Working on Walking Bass?
Creating an interesting walking bass line over changes is one part art, one part science (music theory) and a whole lot of feel .
Well, how can we turn this somewhat cryptic recipe into a useful recommendation for walking chord changes to give your own lines an instant lift?
Walking bass lines live by:
- Tonal material that
- outlines the chords and
- creates a counter melody
- Great swing feel
- Awesome phrasing
- A solid pulse with cool variations
Let’s briefly take a look at each of these:

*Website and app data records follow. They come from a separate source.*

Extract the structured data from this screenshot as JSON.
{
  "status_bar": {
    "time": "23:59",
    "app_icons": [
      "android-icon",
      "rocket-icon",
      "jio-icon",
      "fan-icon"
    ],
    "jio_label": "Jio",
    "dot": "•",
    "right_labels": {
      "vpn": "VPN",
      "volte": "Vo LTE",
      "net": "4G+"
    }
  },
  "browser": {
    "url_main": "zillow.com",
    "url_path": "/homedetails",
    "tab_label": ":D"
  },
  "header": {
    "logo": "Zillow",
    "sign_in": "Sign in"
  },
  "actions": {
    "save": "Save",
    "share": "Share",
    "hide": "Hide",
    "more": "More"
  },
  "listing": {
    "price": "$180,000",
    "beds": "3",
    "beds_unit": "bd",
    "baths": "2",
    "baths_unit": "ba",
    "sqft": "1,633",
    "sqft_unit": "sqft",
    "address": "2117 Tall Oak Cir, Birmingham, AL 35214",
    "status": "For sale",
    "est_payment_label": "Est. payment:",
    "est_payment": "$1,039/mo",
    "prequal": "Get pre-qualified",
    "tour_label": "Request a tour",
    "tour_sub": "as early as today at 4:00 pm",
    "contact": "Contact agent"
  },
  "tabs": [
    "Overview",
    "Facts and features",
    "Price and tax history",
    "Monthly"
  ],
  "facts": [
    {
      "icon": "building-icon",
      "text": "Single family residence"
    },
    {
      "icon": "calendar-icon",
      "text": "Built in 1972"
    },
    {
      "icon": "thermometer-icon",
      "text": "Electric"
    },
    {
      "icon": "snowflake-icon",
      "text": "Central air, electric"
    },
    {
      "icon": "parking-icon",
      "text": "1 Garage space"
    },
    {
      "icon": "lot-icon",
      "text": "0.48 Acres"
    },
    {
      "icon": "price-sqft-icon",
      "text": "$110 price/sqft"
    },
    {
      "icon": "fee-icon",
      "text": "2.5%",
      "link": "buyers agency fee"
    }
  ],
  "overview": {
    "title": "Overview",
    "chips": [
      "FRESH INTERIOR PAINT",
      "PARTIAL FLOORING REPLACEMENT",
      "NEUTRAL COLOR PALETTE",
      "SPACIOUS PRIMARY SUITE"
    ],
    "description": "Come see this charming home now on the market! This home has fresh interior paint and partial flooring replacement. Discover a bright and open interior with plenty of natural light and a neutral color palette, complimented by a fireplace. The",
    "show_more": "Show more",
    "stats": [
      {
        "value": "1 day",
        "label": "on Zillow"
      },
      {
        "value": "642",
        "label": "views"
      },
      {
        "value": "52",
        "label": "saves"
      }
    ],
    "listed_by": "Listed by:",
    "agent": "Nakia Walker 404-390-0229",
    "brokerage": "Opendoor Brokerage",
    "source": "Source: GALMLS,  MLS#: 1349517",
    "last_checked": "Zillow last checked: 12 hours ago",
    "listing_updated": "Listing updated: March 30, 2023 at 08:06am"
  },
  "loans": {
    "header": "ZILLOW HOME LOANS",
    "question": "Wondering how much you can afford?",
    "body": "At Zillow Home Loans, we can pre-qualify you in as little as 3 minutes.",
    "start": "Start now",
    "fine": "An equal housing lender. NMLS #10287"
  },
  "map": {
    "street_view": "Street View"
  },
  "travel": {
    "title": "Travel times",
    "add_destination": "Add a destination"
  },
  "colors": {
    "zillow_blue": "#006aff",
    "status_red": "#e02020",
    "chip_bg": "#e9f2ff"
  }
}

- A lot of time is typically spent worrying about the first item, choosing the right notes. It is easy to teach – typically involves quite a bit of theory (chord analysis, arpeggiation, scalar patterns, approach notes) and (hopefully) recommendations on how to create certain effects by using the range of the bass and creating a contrapuntal melody while supporting what is happening in the rest of the band.

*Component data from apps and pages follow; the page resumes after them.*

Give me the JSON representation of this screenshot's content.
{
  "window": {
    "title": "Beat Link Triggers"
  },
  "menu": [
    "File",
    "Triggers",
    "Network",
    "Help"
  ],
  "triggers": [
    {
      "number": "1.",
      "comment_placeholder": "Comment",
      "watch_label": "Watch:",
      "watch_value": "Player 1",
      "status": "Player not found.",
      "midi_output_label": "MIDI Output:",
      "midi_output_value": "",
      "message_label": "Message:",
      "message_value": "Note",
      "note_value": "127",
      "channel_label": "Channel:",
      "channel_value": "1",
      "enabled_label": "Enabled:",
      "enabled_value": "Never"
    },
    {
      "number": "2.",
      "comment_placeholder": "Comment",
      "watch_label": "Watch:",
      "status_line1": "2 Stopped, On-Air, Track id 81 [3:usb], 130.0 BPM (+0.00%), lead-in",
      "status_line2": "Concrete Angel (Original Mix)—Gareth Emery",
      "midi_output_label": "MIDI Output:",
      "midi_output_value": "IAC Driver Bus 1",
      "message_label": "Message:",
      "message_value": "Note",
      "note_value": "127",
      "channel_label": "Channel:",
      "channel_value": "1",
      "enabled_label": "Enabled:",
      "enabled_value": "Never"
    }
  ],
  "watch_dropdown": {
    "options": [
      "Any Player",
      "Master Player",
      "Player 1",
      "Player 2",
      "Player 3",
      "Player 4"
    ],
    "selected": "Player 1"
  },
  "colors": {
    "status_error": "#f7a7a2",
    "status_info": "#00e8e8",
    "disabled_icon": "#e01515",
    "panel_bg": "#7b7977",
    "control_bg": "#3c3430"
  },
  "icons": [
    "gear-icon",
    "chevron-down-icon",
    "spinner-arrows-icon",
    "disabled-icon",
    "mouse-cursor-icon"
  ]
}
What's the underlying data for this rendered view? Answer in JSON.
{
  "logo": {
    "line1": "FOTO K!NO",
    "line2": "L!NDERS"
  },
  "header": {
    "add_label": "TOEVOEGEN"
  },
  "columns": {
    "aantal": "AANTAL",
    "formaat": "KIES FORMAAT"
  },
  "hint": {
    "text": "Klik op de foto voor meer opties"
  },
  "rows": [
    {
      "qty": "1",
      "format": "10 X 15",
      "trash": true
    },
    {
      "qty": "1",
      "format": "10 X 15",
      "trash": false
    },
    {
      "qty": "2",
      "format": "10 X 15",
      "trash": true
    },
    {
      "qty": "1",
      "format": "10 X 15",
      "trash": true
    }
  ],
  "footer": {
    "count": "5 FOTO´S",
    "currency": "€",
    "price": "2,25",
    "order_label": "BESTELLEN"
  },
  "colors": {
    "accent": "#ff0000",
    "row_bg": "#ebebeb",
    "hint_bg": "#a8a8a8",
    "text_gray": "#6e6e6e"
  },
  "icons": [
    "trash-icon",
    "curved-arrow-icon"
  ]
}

- Great swing feel, however, is equally (if not more!) important than the correct roots, thirds and fifths. Here is an episode that talks a bit about that.
- Phrasing – good phrasing can make or break any playing. Be it walking bass, rock, pop, funk, you name it. Good technique is the foundation for ensuring your tone sounds even and you have control over your note length.
- And then: Rhythm! Once you have worked on your swinging quarter notes and have a great pulse going legato style as well as portato style, and have added skips (or, as we call them, “burps”!) you can expand your palette of rhythmic variations to include triplets! A solid pulse with cool variations – I have an episode of Talking Technique for you today on tackling triplets. Drops, triple burps, whatever you wanna call them, check out how they can triple (ha!) a line’s effect.
Always use with taste and keep in mind that the systematic exercises that I recommend are designed to help you build your palette. Practicing in the rehearsal room doing triplets on an assigned regimen of beats will give you freedom and flexibility so that on the bandstand you can place them creatively and effortlessly when they fit.
Here is the episode on Talking Technique.
Music Theory for the Bass Player – the course – dedicates two “Styles Labs” to walking bass lines. Applying the theory we learned throughout the course in grooves makes it all easy to remember and applicable and helps you get more freedom and confidence on the fretboard. Music Theory for the Bass Player.
This instructional material is excellent; well thought out and methodical and clearly presented.
David C, Course Ninja
Strings by Dean Markley
Bass by Marleaux Bass Guitars